→ **Problem**
If "title" shows up in a line of the material, return that line.
%%
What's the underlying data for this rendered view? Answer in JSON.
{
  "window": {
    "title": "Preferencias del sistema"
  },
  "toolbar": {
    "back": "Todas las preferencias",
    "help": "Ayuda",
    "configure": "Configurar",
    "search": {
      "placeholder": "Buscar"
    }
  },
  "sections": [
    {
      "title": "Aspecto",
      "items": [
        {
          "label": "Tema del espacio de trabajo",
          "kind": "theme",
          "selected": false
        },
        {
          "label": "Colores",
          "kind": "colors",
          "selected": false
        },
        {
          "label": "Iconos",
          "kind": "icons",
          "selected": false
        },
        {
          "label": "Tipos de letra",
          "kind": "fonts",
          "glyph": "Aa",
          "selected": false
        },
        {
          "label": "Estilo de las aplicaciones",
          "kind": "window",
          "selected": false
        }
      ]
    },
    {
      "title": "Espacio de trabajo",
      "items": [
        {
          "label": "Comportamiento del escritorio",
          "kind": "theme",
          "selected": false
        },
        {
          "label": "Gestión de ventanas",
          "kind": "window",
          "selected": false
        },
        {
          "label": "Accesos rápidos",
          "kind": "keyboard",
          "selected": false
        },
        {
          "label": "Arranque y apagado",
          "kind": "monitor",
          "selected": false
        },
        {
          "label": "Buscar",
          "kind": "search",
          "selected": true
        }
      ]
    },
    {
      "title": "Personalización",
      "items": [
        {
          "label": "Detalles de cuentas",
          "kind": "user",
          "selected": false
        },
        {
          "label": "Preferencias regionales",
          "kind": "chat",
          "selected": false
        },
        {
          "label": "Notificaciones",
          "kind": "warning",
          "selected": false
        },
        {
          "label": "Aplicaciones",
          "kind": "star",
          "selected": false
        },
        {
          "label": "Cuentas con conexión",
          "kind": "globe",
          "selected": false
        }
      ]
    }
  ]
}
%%
→ **Exercise result**
    "title": "Preferencias del sistema"
      "title": "Aspecto",
      "title": "Espacio de trabajo",
      "title": "Personalización",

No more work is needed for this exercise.